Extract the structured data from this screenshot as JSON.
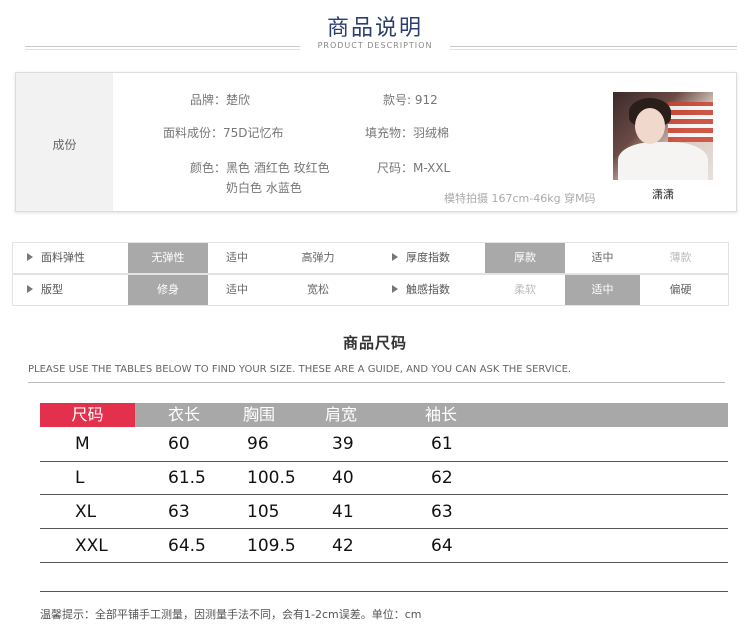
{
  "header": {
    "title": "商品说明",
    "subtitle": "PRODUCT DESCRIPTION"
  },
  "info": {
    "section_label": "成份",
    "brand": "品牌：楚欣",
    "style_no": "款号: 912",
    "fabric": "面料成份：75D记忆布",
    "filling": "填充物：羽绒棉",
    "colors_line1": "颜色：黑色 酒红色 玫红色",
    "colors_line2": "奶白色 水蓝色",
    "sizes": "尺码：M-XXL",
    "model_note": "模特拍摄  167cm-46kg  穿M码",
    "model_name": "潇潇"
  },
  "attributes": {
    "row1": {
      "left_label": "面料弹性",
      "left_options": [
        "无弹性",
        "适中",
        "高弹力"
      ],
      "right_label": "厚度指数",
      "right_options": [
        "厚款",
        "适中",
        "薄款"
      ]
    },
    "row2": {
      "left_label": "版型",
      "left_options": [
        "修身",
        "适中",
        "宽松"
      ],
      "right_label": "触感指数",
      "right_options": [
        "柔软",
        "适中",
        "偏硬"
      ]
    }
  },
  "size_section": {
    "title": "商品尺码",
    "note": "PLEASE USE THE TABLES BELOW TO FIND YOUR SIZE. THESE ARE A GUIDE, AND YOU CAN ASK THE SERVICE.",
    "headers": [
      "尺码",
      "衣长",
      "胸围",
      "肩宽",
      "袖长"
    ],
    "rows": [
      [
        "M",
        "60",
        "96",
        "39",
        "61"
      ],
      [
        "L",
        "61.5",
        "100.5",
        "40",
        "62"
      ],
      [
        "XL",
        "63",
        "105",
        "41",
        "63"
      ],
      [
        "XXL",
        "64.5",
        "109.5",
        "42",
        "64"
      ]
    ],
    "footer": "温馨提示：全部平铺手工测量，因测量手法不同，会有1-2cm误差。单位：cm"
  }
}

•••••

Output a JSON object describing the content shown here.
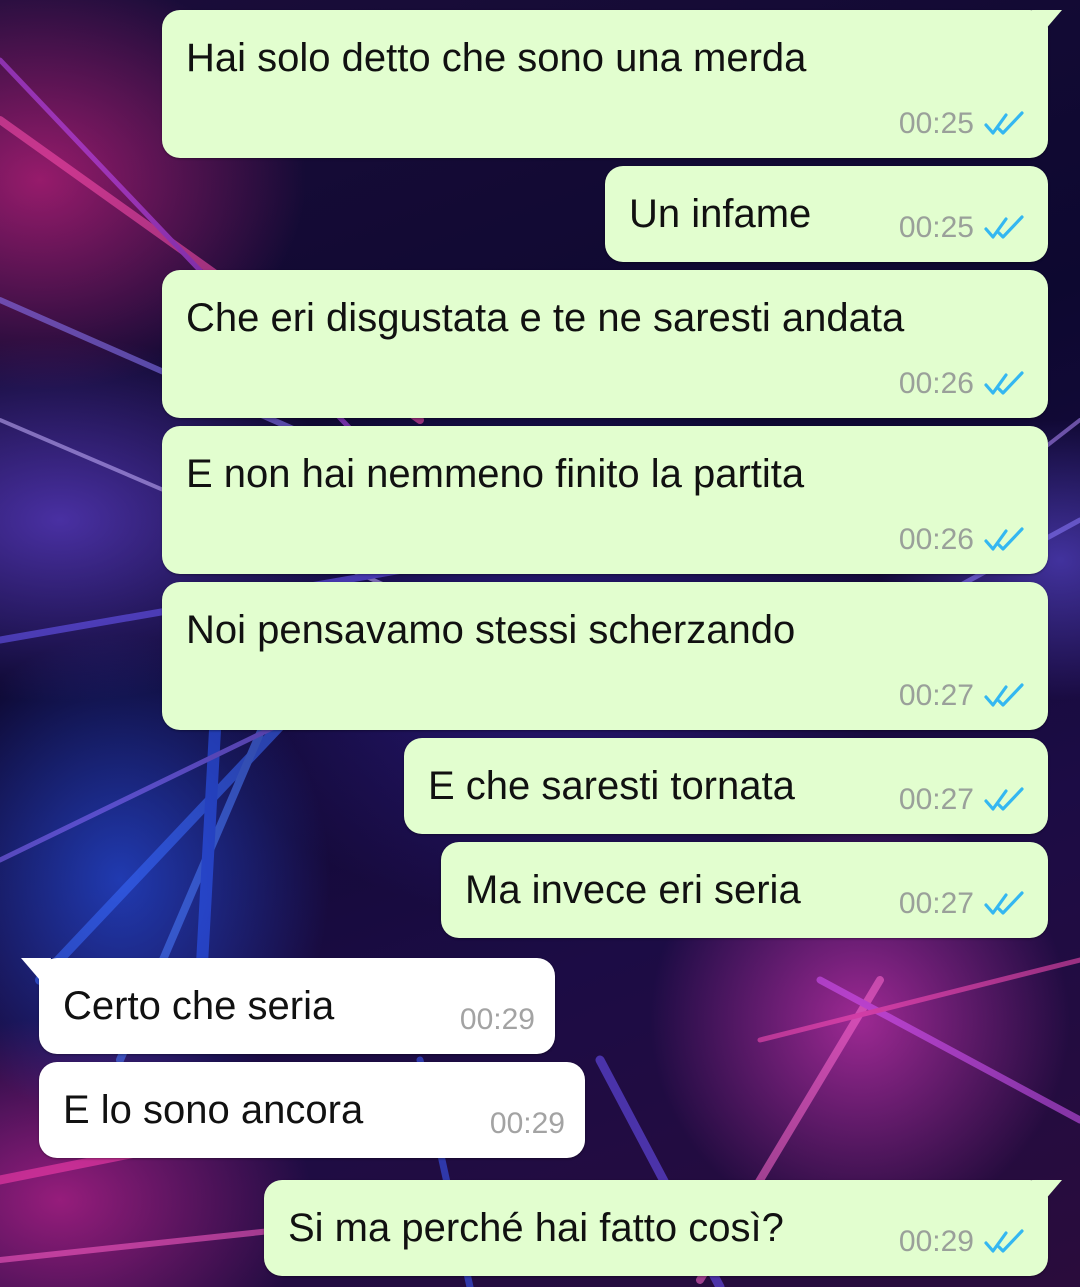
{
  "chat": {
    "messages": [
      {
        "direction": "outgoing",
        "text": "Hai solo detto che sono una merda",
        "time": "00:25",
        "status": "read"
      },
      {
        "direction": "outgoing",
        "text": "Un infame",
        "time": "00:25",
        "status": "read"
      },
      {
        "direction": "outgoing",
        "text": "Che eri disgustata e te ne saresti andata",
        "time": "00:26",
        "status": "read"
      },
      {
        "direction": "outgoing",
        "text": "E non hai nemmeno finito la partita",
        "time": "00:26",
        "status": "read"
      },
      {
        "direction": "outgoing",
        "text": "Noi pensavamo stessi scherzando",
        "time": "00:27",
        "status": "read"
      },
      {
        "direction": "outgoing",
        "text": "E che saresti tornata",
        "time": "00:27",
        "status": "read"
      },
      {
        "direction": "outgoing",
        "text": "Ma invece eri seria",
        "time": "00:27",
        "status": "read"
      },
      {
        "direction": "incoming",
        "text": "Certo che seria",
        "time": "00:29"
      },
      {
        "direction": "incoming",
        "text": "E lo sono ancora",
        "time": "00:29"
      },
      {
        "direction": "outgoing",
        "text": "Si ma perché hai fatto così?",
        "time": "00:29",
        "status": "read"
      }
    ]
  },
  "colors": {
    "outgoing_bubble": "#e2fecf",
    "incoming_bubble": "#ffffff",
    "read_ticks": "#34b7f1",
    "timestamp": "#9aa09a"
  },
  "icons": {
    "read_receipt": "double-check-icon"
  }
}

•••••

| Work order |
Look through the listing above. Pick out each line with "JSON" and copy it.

| Exercise answer |
Extract the structured data from this screenshot as JSON.
Output a JSON object describing the content shown here.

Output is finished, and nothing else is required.